> YOUR ASSIGNMENT:
Please copy every line of the records below that holds the word "ControlNet".

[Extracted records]

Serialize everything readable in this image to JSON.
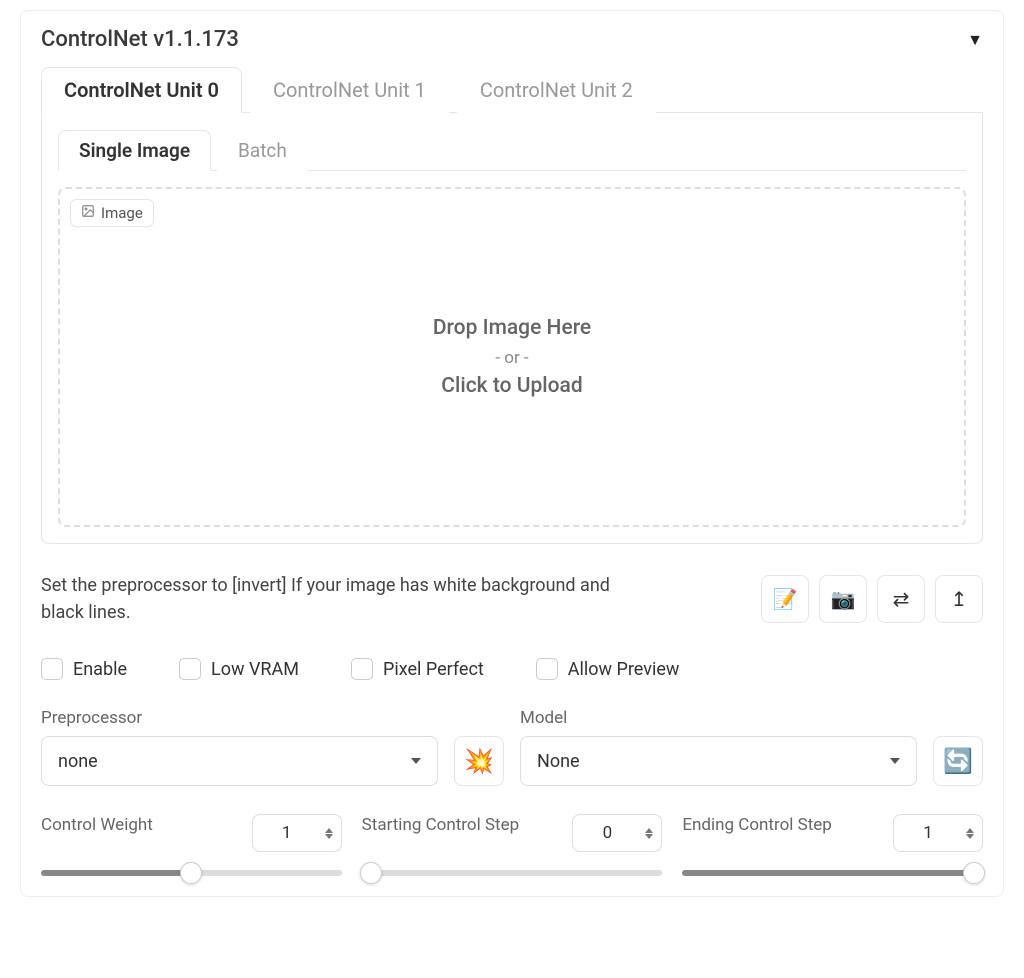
{
  "panel": {
    "title": "ControlNet v1.1.173"
  },
  "unit_tabs": [
    {
      "label": "ControlNet Unit 0",
      "active": true
    },
    {
      "label": "ControlNet Unit 1",
      "active": false
    },
    {
      "label": "ControlNet Unit 2",
      "active": false
    }
  ],
  "sub_tabs": [
    {
      "label": "Single Image",
      "active": true
    },
    {
      "label": "Batch",
      "active": false
    }
  ],
  "dropzone": {
    "badge": "Image",
    "main": "Drop Image Here",
    "or": "- or -",
    "click": "Click to Upload"
  },
  "hint": "Set the preprocessor to [invert] If your image has white background and black lines.",
  "icons": {
    "pencil": "pencil-icon",
    "camera": "camera-icon",
    "swap": "swap-icon",
    "send_up": "send-up-icon"
  },
  "checkboxes": [
    {
      "label": "Enable",
      "checked": false
    },
    {
      "label": "Low VRAM",
      "checked": false
    },
    {
      "label": "Pixel Perfect",
      "checked": false
    },
    {
      "label": "Allow Preview",
      "checked": false
    }
  ],
  "preprocessor": {
    "label": "Preprocessor",
    "value": "none"
  },
  "model": {
    "label": "Model",
    "value": "None"
  },
  "sliders": {
    "control_weight": {
      "label": "Control Weight",
      "value": "1",
      "percent": 50
    },
    "start_step": {
      "label": "Starting Control Step",
      "value": "0",
      "percent": 0
    },
    "end_step": {
      "label": "Ending Control Step",
      "value": "1",
      "percent": 100
    }
  }
}
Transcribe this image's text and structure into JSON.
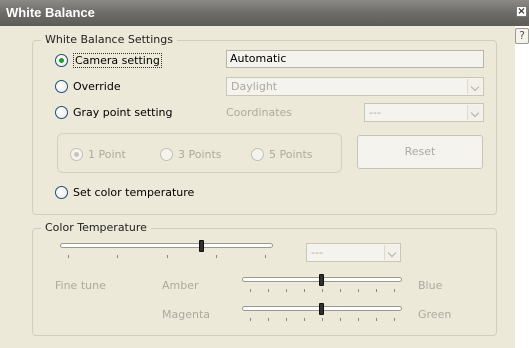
{
  "window": {
    "title": "White Balance",
    "close_glyph": "×",
    "help_glyph": "?"
  },
  "wb_settings": {
    "legend": "White Balance Settings",
    "camera_setting": {
      "label": "Camera setting",
      "checked": true,
      "value": "Automatic"
    },
    "override": {
      "label": "Override",
      "checked": false,
      "selected": "Daylight"
    },
    "gray_point": {
      "label": "Gray point setting",
      "checked": false,
      "coordinates_label": "Coordinates",
      "coordinates_value": "---"
    },
    "points": [
      {
        "label": "1 Point",
        "checked": true
      },
      {
        "label": "3 Points",
        "checked": false
      },
      {
        "label": "5 Points",
        "checked": false
      }
    ],
    "reset_label": "Reset",
    "set_color_temp": {
      "label": "Set color temperature",
      "checked": false
    }
  },
  "color_temperature": {
    "legend": "Color Temperature",
    "main_slider_value": 0.67,
    "preset_value": "---",
    "fine_tune_label": "Fine tune",
    "amber_label": "Amber",
    "blue_label": "Blue",
    "amber_blue_value": 0.5,
    "magenta_label": "Magenta",
    "green_label": "Green",
    "magenta_green_value": 0.5
  }
}
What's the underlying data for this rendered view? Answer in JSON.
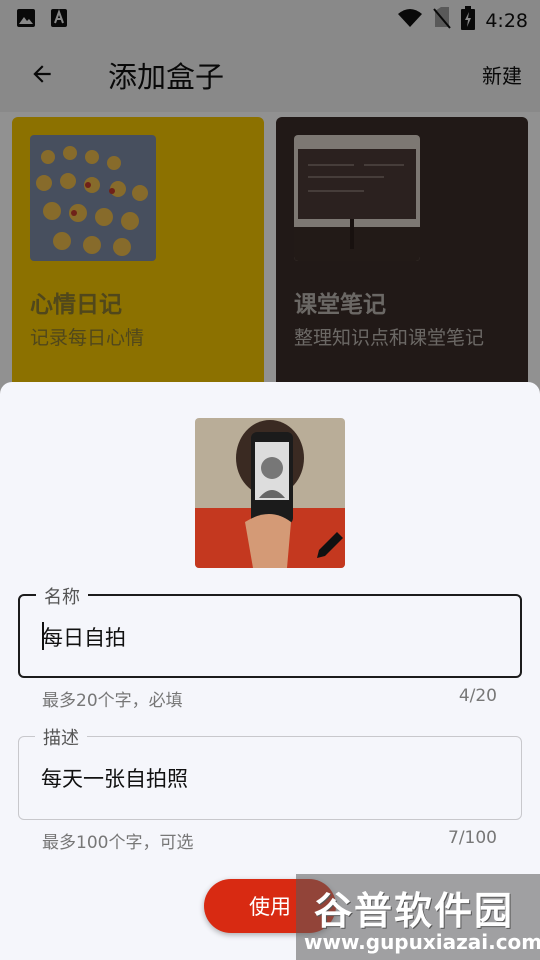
{
  "status_bar": {
    "time": "4:28"
  },
  "app_bar": {
    "title": "添加盒子",
    "new_label": "新建"
  },
  "boxes": [
    {
      "title": "心情日记",
      "subtitle": "记录每日心情",
      "color": "#f2c300"
    },
    {
      "title": "课堂笔记",
      "subtitle": "整理知识点和课堂笔记",
      "color": "#3a2c28"
    }
  ],
  "sheet": {
    "name": {
      "label": "名称",
      "value": "每日自拍",
      "helper": "最多20个字，必填",
      "counter": "4/20"
    },
    "desc": {
      "label": "描述",
      "value": "每天一张自拍照",
      "helper": "最多100个字，可选",
      "counter": "7/100"
    },
    "use_label": "使用"
  },
  "watermark": {
    "text": "谷普软件园",
    "url": "www.gupuxiazai.com"
  },
  "colors": {
    "accent": "#d82a12"
  }
}
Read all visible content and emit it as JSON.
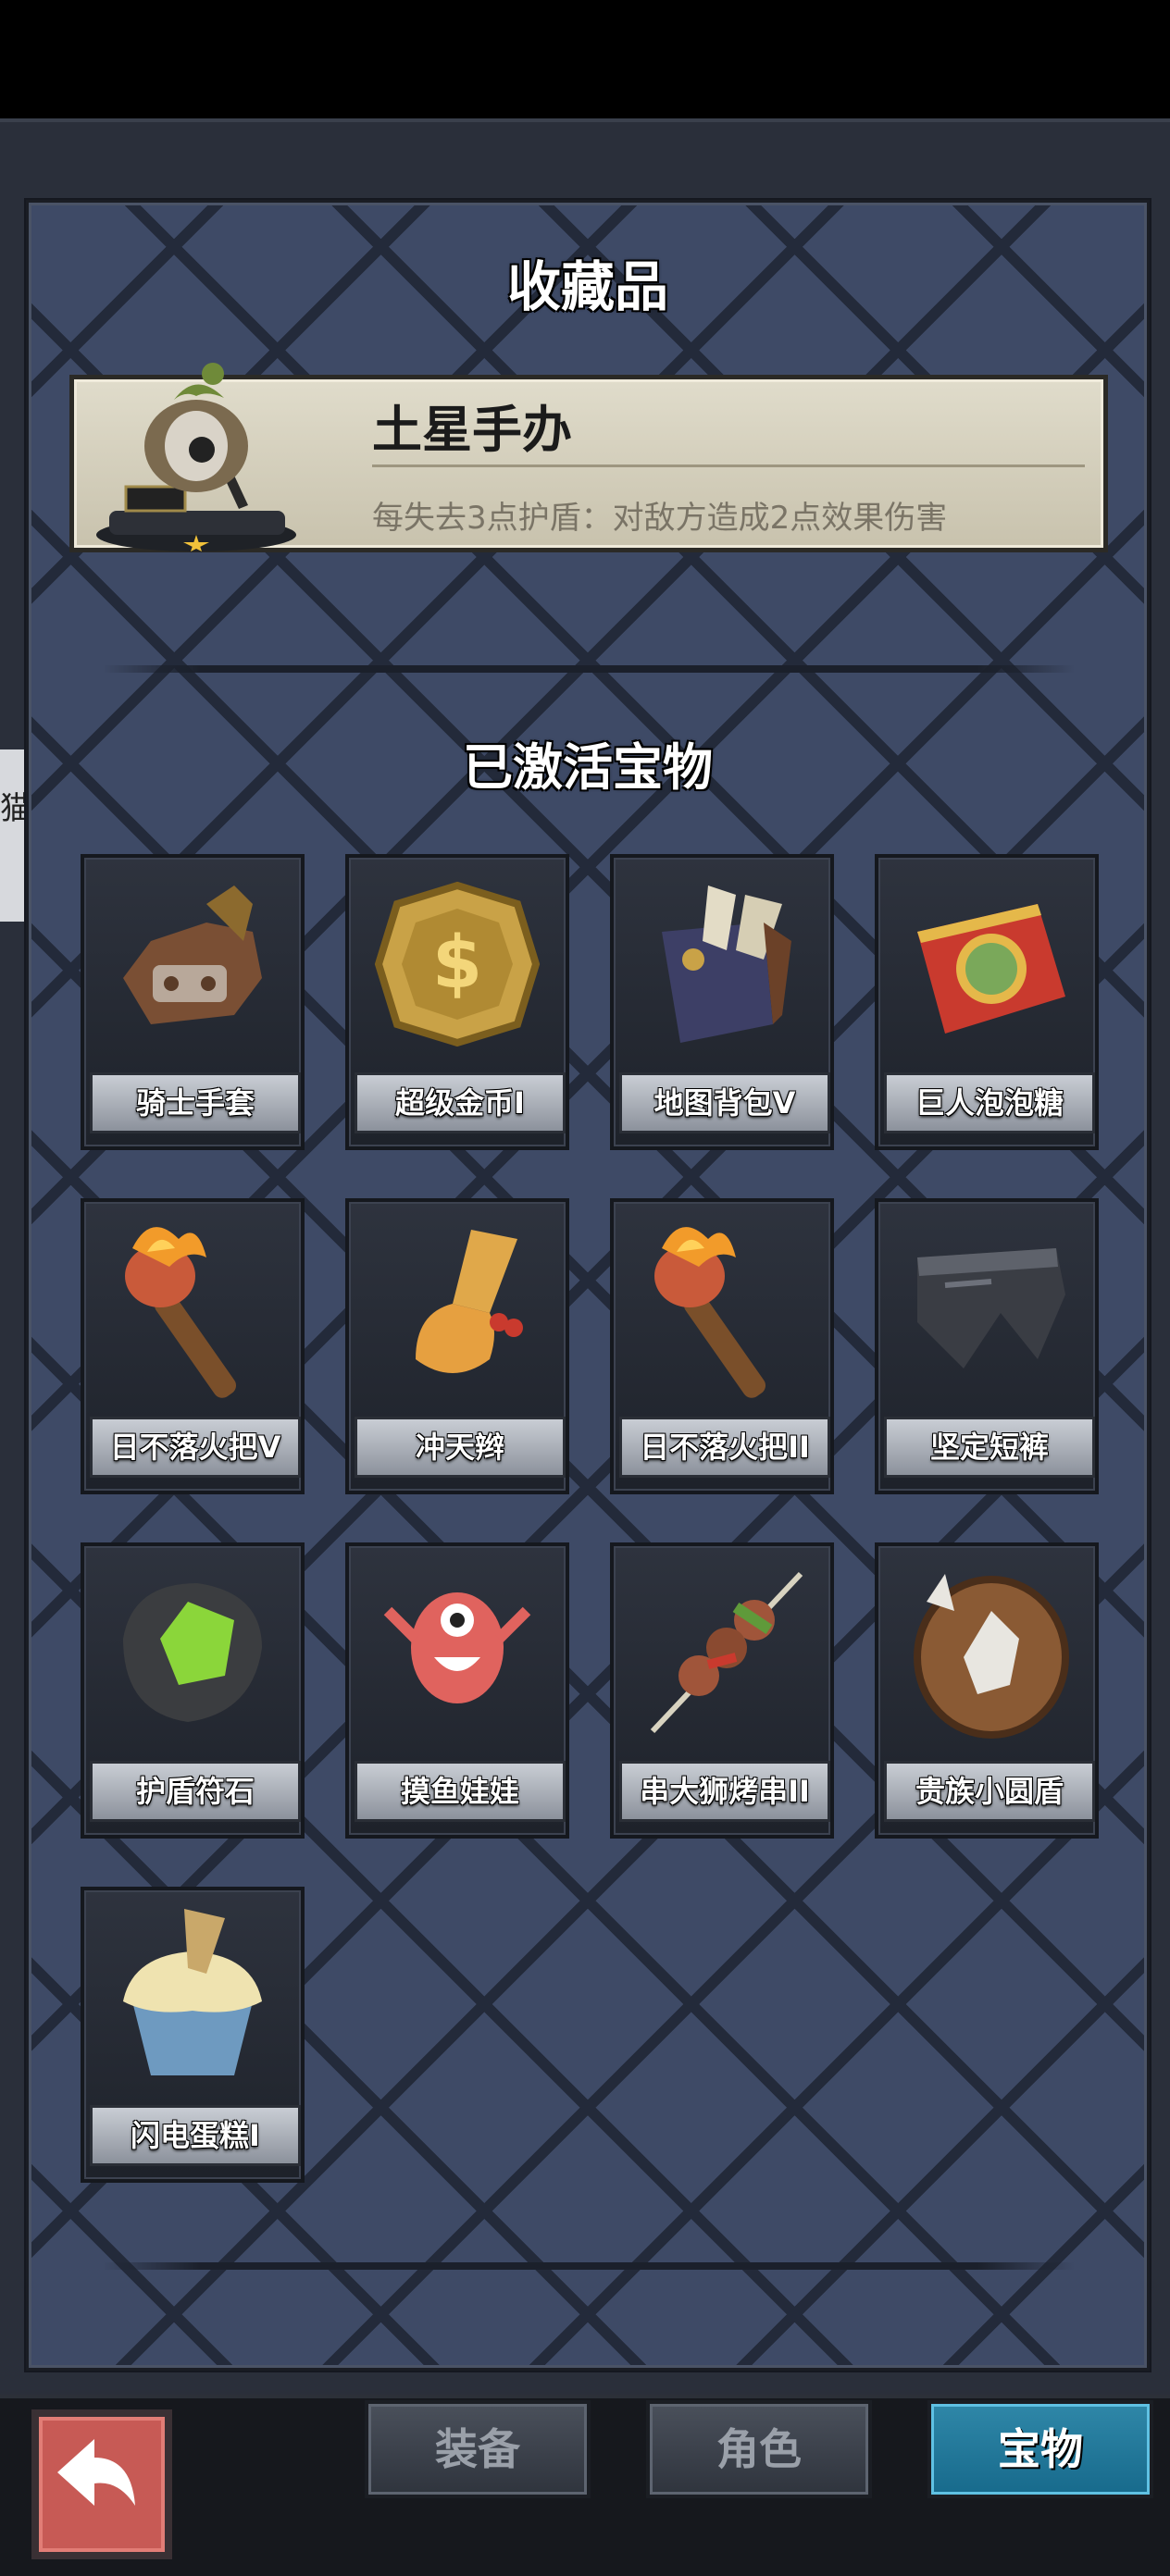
{
  "collection": {
    "title": "收藏品",
    "featured": {
      "name": "土星手办",
      "description": "每失去3点护盾：对敌方造成2点效果伤害",
      "icon": "saturn-figure-icon"
    }
  },
  "activated": {
    "title": "已激活宝物",
    "items": [
      {
        "label": "骑士手套",
        "icon": "knight-gauntlet-icon"
      },
      {
        "label": "超级金币I",
        "icon": "gold-coin-icon"
      },
      {
        "label": "地图背包V",
        "icon": "map-backpack-icon"
      },
      {
        "label": "巨人泡泡糖",
        "icon": "giant-bubblegum-icon"
      },
      {
        "label": "日不落火把V",
        "icon": "torch-icon"
      },
      {
        "label": "冲天辫",
        "icon": "pigtail-icon"
      },
      {
        "label": "日不落火把II",
        "icon": "torch-icon"
      },
      {
        "label": "坚定短裤",
        "icon": "shorts-icon"
      },
      {
        "label": "护盾符石",
        "icon": "shield-rune-icon"
      },
      {
        "label": "摸鱼娃娃",
        "icon": "fish-doll-icon"
      },
      {
        "label": "串大狮烤串II",
        "icon": "skewer-icon"
      },
      {
        "label": "贵族小圆盾",
        "icon": "round-shield-icon"
      },
      {
        "label": "闪电蛋糕I",
        "icon": "lightning-cake-icon"
      }
    ]
  },
  "side_tab": {
    "label": "猫"
  },
  "bottom_nav": {
    "back_icon": "back-arrow-icon",
    "tabs": [
      {
        "label": "装备",
        "active": false
      },
      {
        "label": "角色",
        "active": false
      },
      {
        "label": "宝物",
        "active": true
      }
    ]
  }
}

> OUTPUT FOR THIS EXERCISE:
    "title": "ControlNet v1.1.173"
      "label": "ControlNet Unit 0",
      "label": "ControlNet Unit 1",
      "label": "ControlNet Unit 2",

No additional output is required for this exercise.